Click does allow that in certain situations an extra base can be very important. A steal late in a tie ballgame is worth much more than a steal in the early innings, and thus the margin for error is higher in the later innings of a tie game. The best example is Dave Roberts' steal of second in Game Four of the 2004 ALCS. He went on to score the tying run of the game and the Red Sox won in extra innings. Seven games later, The Curse was history.
Contrary to the conventional wisdom about the importance of "manufacturing" runs for a weaker offense, "The decision to steal should be driven more by the inning and the run differential than by the team’s run scoring potential," Click writes. The stolen base is most valuable to a home team down by one run and more generally when either team has a one-run lead or trails by two runs or less.
Click sums it up this way:
"We can confirm the long held notion that stolen bases and extra bases are worth exponentially more in the later innings, especially in close games. More importantly, the game situation – inning and run differential – is more significant than the team’s scoring tendencies when it comes to attempting the extra base."So what does all this mean for Corey Patterson? He is clearly the center fielder of the immediate future now that Matos will be roaming cavernous RFK for the Nationals and Val Majewski and Jeff Fiorentino, the only outfield prospects above Single A, are not hitting this year.
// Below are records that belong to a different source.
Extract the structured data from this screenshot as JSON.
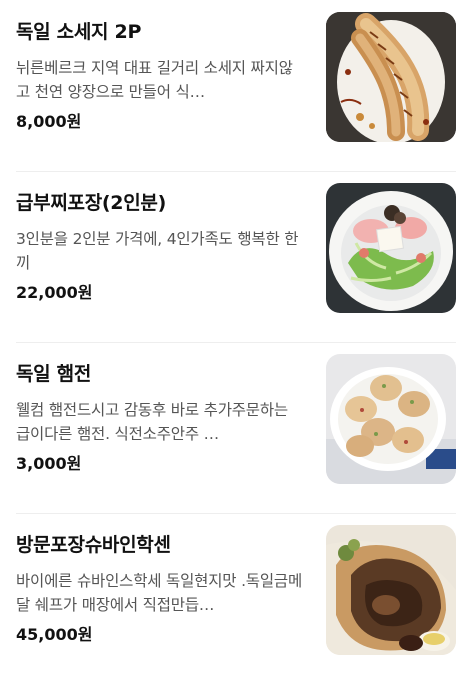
{
  "menu": {
    "items": [
      {
        "name": "독일 소세지 2P",
        "description": "뉘른베르크 지역 대표 길거리 소세지 짜지않고 천연 양장으로 만들어 식…",
        "price": "8,000원",
        "image_icon": "sausage-photo"
      },
      {
        "name": "급부찌포장(2인분)",
        "description": "3인분을 2인분 가격에, 4인가족도 행복한 한끼",
        "price": "22,000원",
        "image_icon": "budae-jjigae-photo"
      },
      {
        "name": "독일 햄전",
        "description": "웰컴 햄전드시고 감동후 바로 추가주문하는 급이다른 햄전. 식전소주안주 …",
        "price": "3,000원",
        "image_icon": "ham-pancake-photo"
      },
      {
        "name": "방문포장슈바인학센",
        "description": "바이에른 슈바인스학세 독일현지맛 .독일금메달 쉐프가 매장에서 직접만듭…",
        "price": "45,000원",
        "image_icon": "schweinshaxe-photo"
      }
    ]
  },
  "colors": {
    "title": "#111111",
    "description": "#555555",
    "divider": "#eeeeee"
  }
}
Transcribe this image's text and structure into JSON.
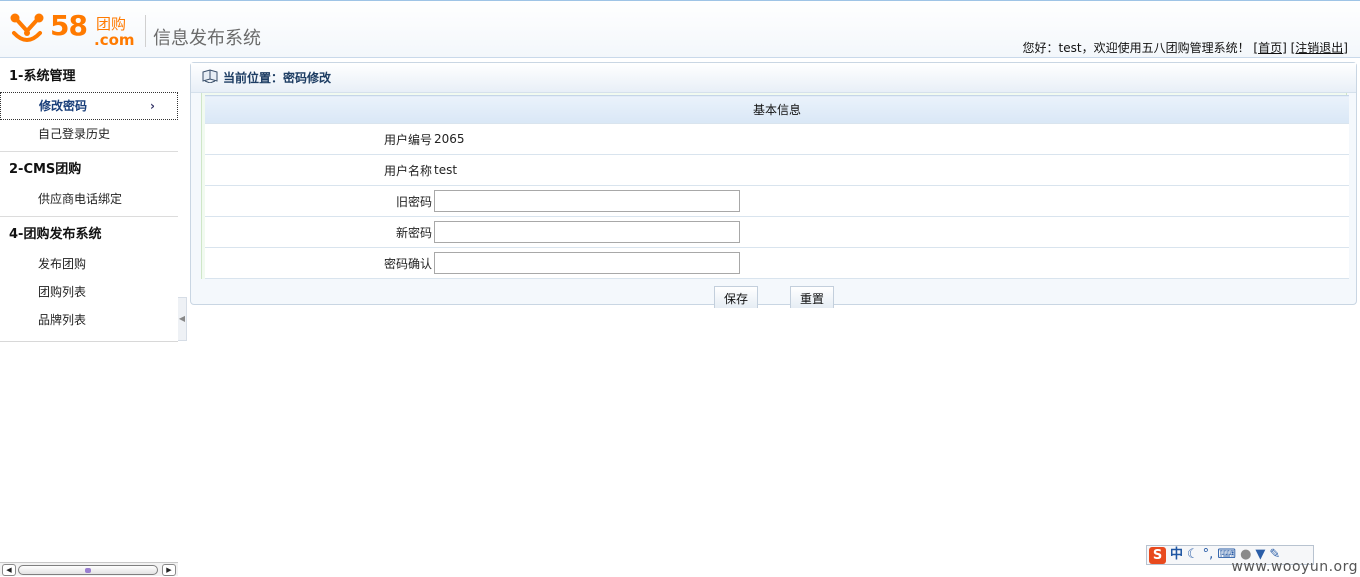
{
  "header": {
    "logo": {
      "number": "58",
      "tuangou": "团购",
      "com": ".com",
      "brand_color": "#ff7a00"
    },
    "system_title": "信息发布系统",
    "welcome_text": "您好：test，欢迎使用五八团购管理系统！",
    "home_link": "[首页]",
    "logout_link": "[注销退出]"
  },
  "sidebar": {
    "groups": [
      {
        "title": "1-系统管理",
        "items": [
          "修改密码",
          "自己登录历史"
        ]
      },
      {
        "title": "2-CMS团购",
        "items": [
          "供应商电话绑定"
        ]
      },
      {
        "title": "4-团购发布系统",
        "items": [
          "发布团购",
          "团购列表",
          "品牌列表"
        ]
      }
    ],
    "active_chevron": "›"
  },
  "main": {
    "location": "当前位置：密码修改",
    "section_title": "基本信息",
    "fields": {
      "user_id_label": "用户编号",
      "user_id_value": "2065",
      "username_label": "用户名称",
      "username_value": "test",
      "old_password_label": "旧密码",
      "new_password_label": "新密码",
      "confirm_password_label": "密码确认"
    },
    "buttons": {
      "save": "保存",
      "reset": "重置"
    }
  },
  "ime_toolbar": {
    "logo": "S",
    "mode": "中"
  },
  "watermark": "www.wooyun.org"
}
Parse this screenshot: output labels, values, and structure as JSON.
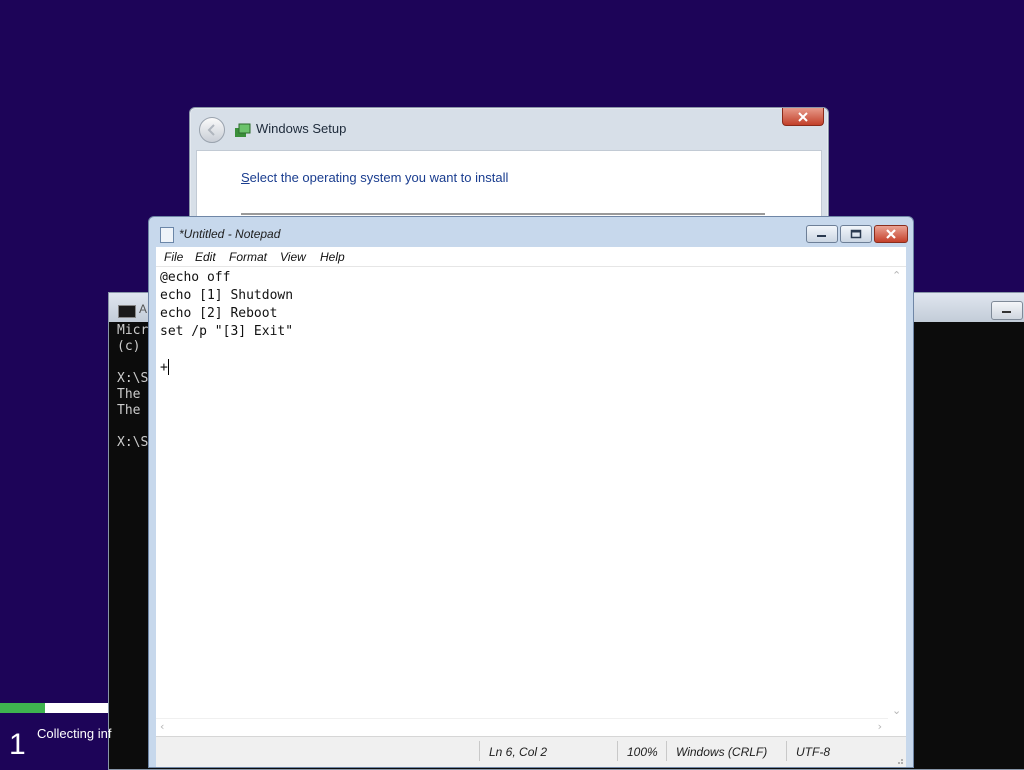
{
  "setup": {
    "title": "Windows Setup",
    "prompt": "elect the operating system you want to install",
    "prompt_underlined_letter": "S"
  },
  "cmd": {
    "title": "A",
    "lines": [
      "Micr",
      "(c)",
      "",
      "X:\\S",
      "The",
      "The",
      "",
      "X:\\S"
    ]
  },
  "install_progress": {
    "step_number": "1",
    "step_label": "Collecting inf",
    "progress_fraction": 0.42,
    "fill_color": "#3fb34f"
  },
  "notepad": {
    "title": "*Untitled - Notepad",
    "menu": [
      "File",
      "Edit",
      "Format",
      "View",
      "Help"
    ],
    "content": "@echo off\necho [1] Shutdown\necho [2] Reboot\nset /p \"[3] Exit\"\n\n+",
    "status": {
      "position": "Ln 6, Col 2",
      "zoom": "100%",
      "line_ending": "Windows (CRLF)",
      "encoding": "UTF-8"
    }
  },
  "colors": {
    "desktop_background": "#1d0458",
    "close_button": "#c5412b",
    "titlebar": "#c7d8ec"
  }
}
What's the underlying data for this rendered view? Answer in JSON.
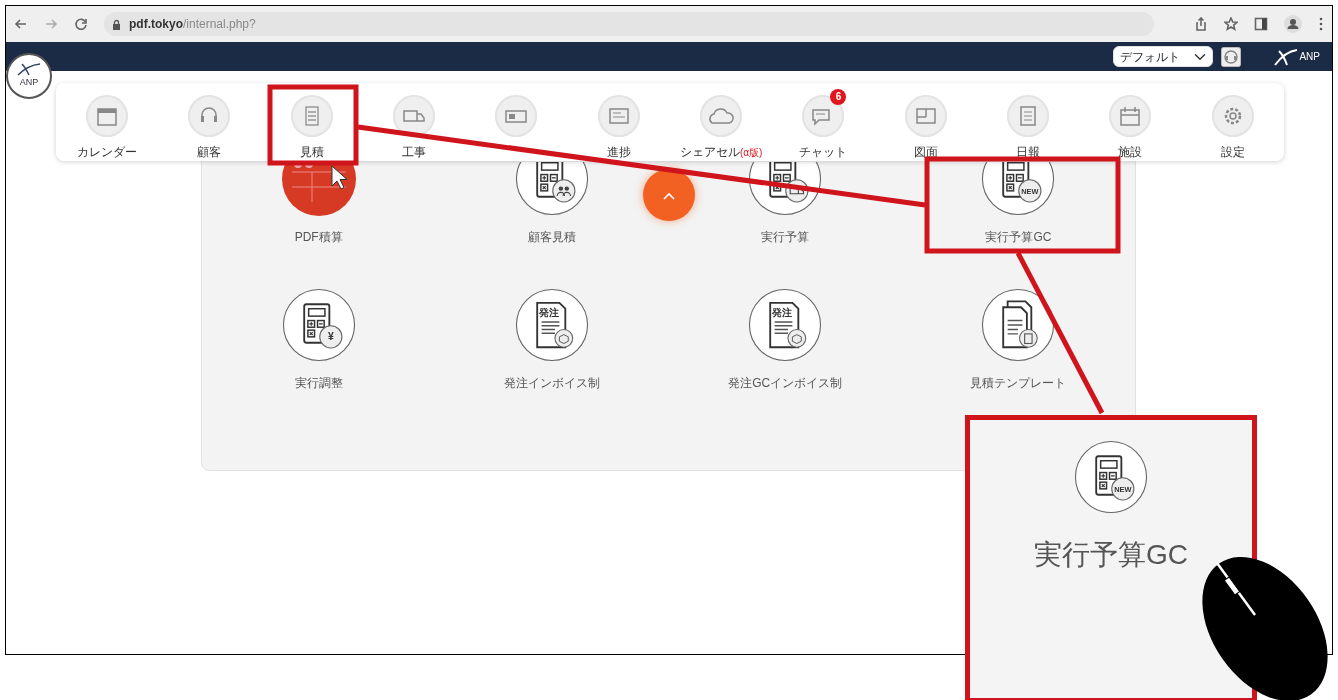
{
  "browser": {
    "url": "**pdf.tokyo**/internal.php?"
  },
  "header": {
    "logo_text": "ANP",
    "theme_select": {
      "value": "デフォルト"
    },
    "brand_text": "ANP"
  },
  "nav_items": [
    {
      "label": "カレンダー"
    },
    {
      "label": "顧客"
    },
    {
      "label": "見積"
    },
    {
      "label": "工事"
    },
    {
      "kind": "icon_only"
    },
    {
      "label": "進捗"
    },
    {
      "label": "シェアセル",
      "tag": "(α版)"
    },
    {
      "label": "チャット",
      "badge": "6"
    },
    {
      "label": "図面"
    },
    {
      "label": "日報"
    },
    {
      "label": "施設"
    },
    {
      "label": "設定"
    }
  ],
  "tiles": [
    {
      "label": "PDF積算",
      "kind": "thumbnail"
    },
    {
      "label": "顧客見積",
      "kind": "calculator"
    },
    {
      "label": "実行予算",
      "kind": "calculator"
    },
    {
      "label": "実行予算GC",
      "kind": "calculator",
      "badge": "NEW"
    },
    {
      "label": "実行調整",
      "kind": "calculator",
      "badge": "¥"
    },
    {
      "label": "発注インボイス制",
      "kind": "order",
      "heading": "発注"
    },
    {
      "label": "発注GCインボイス制",
      "kind": "order",
      "heading": "発注"
    },
    {
      "label": "見積テンプレート",
      "kind": "template"
    }
  ],
  "zoom_inset": {
    "label": "実行予算GC",
    "badge": "NEW"
  }
}
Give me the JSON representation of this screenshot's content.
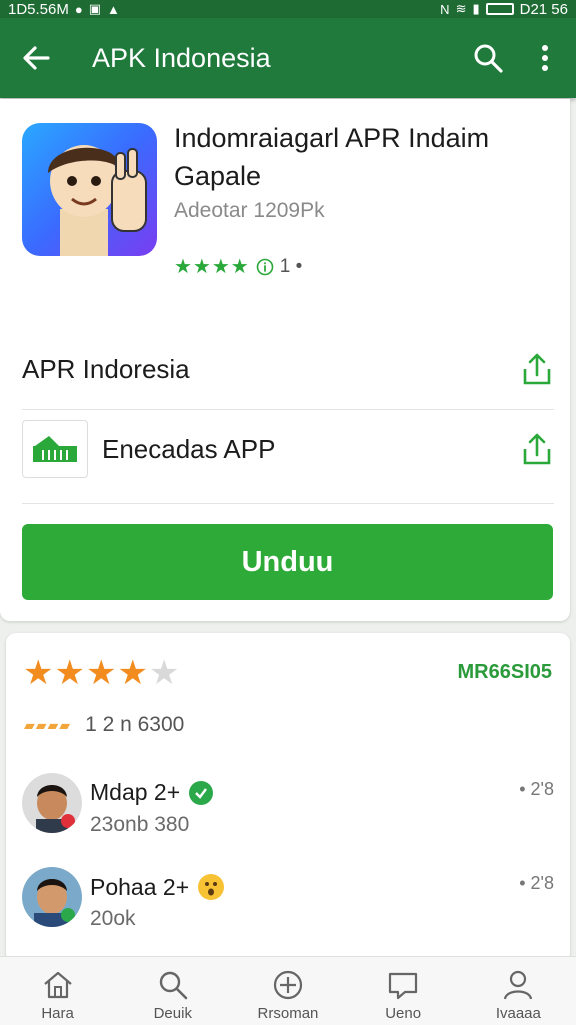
{
  "status_bar": {
    "left_time": "1D5.56M",
    "right_time": "D21 56"
  },
  "appbar": {
    "title": "APK Indonesia"
  },
  "app": {
    "name": "Indomraiagarl APR Indaim Gapale",
    "meta": "Adeotar 1209Pk",
    "rating_stars": 4,
    "rating_count": "1 •"
  },
  "rows": [
    {
      "label": "APR Indoresia"
    },
    {
      "label": "Enecadas APP"
    }
  ],
  "download_button": {
    "label": "Unduu"
  },
  "reviews": {
    "stars": 4,
    "code": "MR66SI05",
    "summary": "1 2  n 6300",
    "items": [
      {
        "name": "Mdap 2+",
        "sub": "23onb 380",
        "time": "• 2'8"
      },
      {
        "name": "Pohaa 2+",
        "sub": "20ok",
        "time": "• 2'8"
      }
    ]
  },
  "bottom_nav": [
    {
      "label": "Hara",
      "icon": "home-icon"
    },
    {
      "label": "Deuik",
      "icon": "search-icon"
    },
    {
      "label": "Rrsoman",
      "icon": "add-circle-icon"
    },
    {
      "label": "Ueno",
      "icon": "message-icon"
    },
    {
      "label": "Ivaaaa",
      "icon": "person-icon"
    }
  ],
  "colors": {
    "appbar": "#1f7a3c",
    "accent_green": "#2eaa38",
    "star_orange": "#f28c1e"
  }
}
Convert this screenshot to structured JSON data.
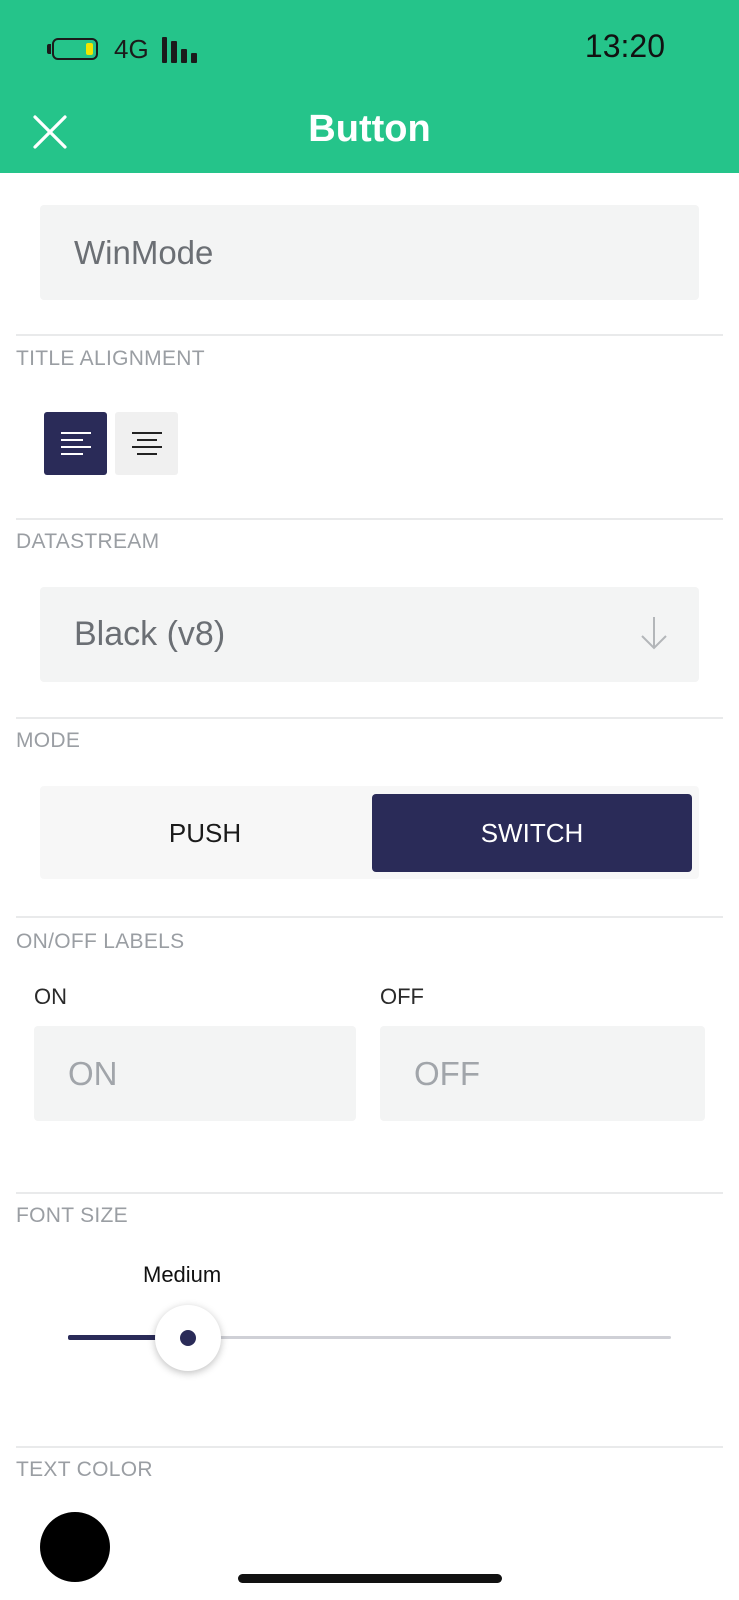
{
  "status_bar": {
    "network": "4G",
    "time": "13:20",
    "battery_fill_color": "#f2e600"
  },
  "header": {
    "title": "Button",
    "close_icon": "close-icon",
    "background": "#25c48a"
  },
  "widget_name": {
    "value": "WinMode"
  },
  "title_alignment": {
    "label": "TITLE ALIGNMENT",
    "options": [
      {
        "icon": "align-left-icon",
        "selected": true
      },
      {
        "icon": "align-center-icon",
        "selected": false
      }
    ]
  },
  "datastream": {
    "label": "DATASTREAM",
    "value": "Black (v8)",
    "icon": "arrow-down-icon"
  },
  "mode": {
    "label": "MODE",
    "options": [
      "PUSH",
      "SWITCH"
    ],
    "selected": "SWITCH"
  },
  "onoff_labels": {
    "label": "ON/OFF LABELS",
    "on": {
      "label": "ON",
      "placeholder": "ON"
    },
    "off": {
      "label": "OFF",
      "placeholder": "OFF"
    }
  },
  "font_size": {
    "label": "FONT SIZE",
    "value_label": "Medium",
    "level": 0.2
  },
  "text_color": {
    "label": "TEXT COLOR",
    "value": "#000000"
  },
  "colors": {
    "accent": "#2a2b58",
    "header": "#25c48a"
  }
}
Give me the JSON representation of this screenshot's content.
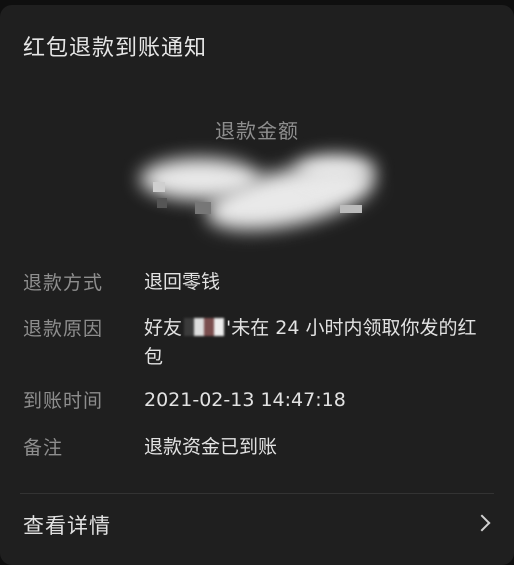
{
  "notification": {
    "title": "红包退款到账通知",
    "amount_label": "退款金额"
  },
  "fields": [
    {
      "key": "退款方式",
      "value": "退回零钱"
    },
    {
      "key": "退款原因",
      "value_prefix": "好友",
      "value_suffix": "'未在 24 小时内领取你发的红包"
    },
    {
      "key": "到账时间",
      "value": "2021-02-13 14:47:18"
    },
    {
      "key": "备注",
      "value": "退款资金已到账"
    }
  ],
  "footer": {
    "details_label": "查看详情",
    "chevron_icon": "chevron-right-icon"
  },
  "colors": {
    "card_background": "#1f1f1f",
    "label_gray": "#8e8e8e",
    "value_light": "#e2e2e2"
  }
}
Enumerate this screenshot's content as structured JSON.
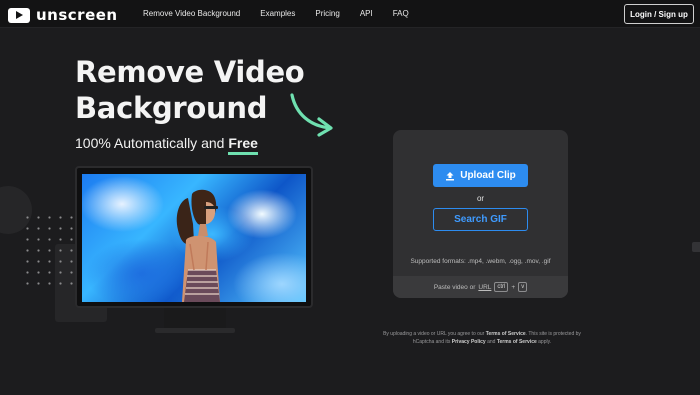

Here's how The Sun's John Eisenberg described Patterson recently:
"He isn't an All-Star, but he is a pleasant surprise offensively, his speed is welcome and his defense is above average. He and Markakis would give the Orioles two-thirds of a strong defensive outfield. (Remember defense?) His contract is up after 2006, but he won't break the bank."I say let Patterson steal as much as he wants, whenever he wants, as long as he keeps succeeding in four out of every five attempts. Let's not overstate their value, though; I'd trade the steals for something a lot less glamorous: walks. "You can't steal first base," the old saying goes. The Orioles' first manager, Jimmy Dykes, once wrote a book with that as the title.